Choosing from an assortment of clouds

Another significant advantage of cloud computing is its quick deployment; and, an enterprise has the luxury of choosing from various deployment options: public, private and hybrid.

Public clouds are located off-site because they are owned and operated by third-party services. They can be accessed by a subscriber with an Internet connection. The size of public clouds often exceed private clouds and they offer an inexpensive, “pay as you go” model. These clouds are a good resource for standardized use such as email, storage and collaboration projects. Security concerns arise more often in public clouds and sometimes there configurations aren’t as reliable, so deployment generally occurs when security and compliance requirements aren’t an issue.

Think of a private cloud as a firm’s virtualized data center with more specialized services. It is built on a private network which offers more security and control. It limits access to certain groups like employees. Since this cloud is privately owned and managed, it incurs more costs because it requires the purchase of software and it requires more maintenance. Private clouds are useful for large enterprises with strict data and security policies.

The hybrid cloud can be considered the best of both worlds. Its services are a mix of public and private options. It offers firms more flexibility. More providers are used and additional monitoring occurs to ensure all parts of the system are communicating with one another. This service works for companies that want to interact with clients while keeping their data secure.

The future for clouds

Recent reports predict that within the next two years cloud spending will not only increase, but more firms will gravitate toward either a hybrid cloud or a multi-cloud environment.

“Hybrid cloud computing is at the same place today that [the] private cloud was three years ago; as actual deployments are low, but aspirations are high,” shared the IT research company, Gartner, in its October 2013 press statement. However, some experts believe firms will move to a multi-cloud environment, which is more complex than a hybrid cloud because additional cloud services are used to prevent issues such as data loss and infrastructure failures.

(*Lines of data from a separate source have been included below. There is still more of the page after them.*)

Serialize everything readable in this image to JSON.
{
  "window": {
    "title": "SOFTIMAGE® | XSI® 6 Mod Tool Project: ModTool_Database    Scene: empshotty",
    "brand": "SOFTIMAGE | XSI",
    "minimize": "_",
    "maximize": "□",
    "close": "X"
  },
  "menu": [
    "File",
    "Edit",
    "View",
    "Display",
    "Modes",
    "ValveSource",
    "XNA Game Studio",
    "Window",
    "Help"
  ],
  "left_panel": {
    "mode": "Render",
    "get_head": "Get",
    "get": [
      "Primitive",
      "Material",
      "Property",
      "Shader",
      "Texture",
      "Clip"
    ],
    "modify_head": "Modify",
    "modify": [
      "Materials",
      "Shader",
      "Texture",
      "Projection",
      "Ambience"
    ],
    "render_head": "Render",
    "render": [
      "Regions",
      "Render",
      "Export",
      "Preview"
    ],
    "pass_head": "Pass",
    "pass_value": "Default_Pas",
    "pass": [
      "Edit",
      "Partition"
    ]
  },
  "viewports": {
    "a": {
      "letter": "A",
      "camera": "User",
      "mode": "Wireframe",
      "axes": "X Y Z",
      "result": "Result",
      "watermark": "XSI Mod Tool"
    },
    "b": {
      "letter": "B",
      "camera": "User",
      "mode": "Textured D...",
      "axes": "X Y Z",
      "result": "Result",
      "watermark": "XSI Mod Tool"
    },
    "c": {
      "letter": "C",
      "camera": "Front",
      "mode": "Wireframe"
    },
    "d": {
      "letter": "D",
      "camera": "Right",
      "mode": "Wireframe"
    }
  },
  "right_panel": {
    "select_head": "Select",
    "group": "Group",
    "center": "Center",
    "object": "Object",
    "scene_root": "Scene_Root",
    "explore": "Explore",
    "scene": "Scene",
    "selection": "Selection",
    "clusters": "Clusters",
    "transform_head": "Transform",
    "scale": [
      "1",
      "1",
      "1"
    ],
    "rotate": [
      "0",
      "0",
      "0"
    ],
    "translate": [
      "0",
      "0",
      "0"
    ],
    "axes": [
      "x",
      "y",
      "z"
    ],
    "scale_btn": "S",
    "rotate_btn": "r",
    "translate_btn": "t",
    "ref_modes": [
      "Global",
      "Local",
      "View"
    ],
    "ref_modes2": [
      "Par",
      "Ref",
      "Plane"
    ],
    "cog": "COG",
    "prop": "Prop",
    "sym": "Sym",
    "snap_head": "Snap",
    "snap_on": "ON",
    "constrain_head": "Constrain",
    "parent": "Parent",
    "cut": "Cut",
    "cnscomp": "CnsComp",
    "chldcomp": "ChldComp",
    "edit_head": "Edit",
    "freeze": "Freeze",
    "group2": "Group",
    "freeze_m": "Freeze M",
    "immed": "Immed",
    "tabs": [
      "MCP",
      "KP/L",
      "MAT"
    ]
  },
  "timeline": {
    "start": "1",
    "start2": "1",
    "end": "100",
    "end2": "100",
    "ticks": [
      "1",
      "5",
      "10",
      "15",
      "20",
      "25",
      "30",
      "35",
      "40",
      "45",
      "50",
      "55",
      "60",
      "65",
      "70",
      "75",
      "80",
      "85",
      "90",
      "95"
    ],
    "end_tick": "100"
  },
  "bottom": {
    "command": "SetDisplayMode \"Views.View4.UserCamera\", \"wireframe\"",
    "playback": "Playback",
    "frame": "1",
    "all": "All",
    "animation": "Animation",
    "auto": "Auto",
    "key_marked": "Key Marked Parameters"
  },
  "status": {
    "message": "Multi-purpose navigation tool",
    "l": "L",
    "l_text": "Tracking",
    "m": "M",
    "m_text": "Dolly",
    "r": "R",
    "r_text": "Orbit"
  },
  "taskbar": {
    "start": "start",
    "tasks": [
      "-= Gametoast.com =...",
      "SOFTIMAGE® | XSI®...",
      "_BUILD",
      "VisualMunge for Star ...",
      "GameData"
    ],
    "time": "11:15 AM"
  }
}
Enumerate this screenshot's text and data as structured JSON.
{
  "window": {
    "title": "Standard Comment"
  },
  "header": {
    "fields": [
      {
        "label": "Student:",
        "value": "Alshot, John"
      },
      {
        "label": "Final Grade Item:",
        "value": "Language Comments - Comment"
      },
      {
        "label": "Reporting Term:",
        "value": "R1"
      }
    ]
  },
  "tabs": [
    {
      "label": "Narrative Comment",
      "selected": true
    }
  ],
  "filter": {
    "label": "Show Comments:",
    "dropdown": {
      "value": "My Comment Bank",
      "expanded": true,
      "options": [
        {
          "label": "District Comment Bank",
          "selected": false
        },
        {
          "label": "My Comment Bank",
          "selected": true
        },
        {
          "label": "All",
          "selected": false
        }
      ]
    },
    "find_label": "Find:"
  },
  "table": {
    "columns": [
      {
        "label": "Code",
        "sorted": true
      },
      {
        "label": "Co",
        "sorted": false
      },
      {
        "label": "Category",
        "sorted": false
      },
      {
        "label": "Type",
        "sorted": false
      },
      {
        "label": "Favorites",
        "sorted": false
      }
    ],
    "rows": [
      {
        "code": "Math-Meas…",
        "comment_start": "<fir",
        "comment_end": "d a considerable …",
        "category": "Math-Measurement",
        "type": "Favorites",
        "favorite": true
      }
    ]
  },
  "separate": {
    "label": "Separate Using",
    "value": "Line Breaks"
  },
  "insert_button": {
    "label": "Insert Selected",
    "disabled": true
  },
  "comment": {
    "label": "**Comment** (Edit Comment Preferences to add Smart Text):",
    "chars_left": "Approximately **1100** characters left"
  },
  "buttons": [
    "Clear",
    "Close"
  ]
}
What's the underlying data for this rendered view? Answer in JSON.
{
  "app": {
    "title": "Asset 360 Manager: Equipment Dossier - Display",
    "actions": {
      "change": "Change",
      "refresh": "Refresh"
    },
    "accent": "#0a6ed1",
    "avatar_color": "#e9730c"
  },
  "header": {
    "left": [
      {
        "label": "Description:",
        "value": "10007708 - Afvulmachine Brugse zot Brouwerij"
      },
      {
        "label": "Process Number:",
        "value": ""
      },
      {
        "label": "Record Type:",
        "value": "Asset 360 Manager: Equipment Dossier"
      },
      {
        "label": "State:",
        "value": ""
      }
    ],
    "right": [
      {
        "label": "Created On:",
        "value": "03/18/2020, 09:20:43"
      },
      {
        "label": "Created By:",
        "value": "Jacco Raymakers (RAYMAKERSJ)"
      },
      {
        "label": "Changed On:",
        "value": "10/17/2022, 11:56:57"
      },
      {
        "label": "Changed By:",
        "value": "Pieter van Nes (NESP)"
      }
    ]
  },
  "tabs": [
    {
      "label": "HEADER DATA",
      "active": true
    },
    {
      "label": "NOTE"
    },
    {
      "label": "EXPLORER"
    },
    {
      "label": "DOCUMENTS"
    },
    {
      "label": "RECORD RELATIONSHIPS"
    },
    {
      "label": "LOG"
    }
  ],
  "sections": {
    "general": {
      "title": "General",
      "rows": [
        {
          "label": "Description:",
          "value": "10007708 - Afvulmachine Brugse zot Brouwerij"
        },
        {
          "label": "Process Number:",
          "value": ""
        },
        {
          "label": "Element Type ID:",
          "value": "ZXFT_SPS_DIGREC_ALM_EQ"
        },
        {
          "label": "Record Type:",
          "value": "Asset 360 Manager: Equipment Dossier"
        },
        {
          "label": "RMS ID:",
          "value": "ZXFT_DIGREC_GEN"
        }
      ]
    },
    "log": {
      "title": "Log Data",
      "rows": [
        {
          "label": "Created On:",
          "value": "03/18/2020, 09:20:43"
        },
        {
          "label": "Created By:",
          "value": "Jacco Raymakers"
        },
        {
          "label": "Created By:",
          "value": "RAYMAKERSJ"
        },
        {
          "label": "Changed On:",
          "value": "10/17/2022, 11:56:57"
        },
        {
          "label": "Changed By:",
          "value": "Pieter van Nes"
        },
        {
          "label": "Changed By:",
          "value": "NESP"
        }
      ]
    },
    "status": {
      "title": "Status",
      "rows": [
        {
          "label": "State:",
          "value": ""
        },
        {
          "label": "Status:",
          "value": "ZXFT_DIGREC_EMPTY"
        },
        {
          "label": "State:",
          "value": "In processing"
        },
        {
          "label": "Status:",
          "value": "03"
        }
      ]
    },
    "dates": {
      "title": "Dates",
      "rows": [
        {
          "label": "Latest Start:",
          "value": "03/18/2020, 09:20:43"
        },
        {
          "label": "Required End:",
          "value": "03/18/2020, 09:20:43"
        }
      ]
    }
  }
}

An enterprise has several types of cloud computing solutions to choose from. As firms select the type they prefer, they should consider that although cloud computing can handle certain security risks, it is not without its challenges. Enterprises adopting cloud services will need to be well-informed.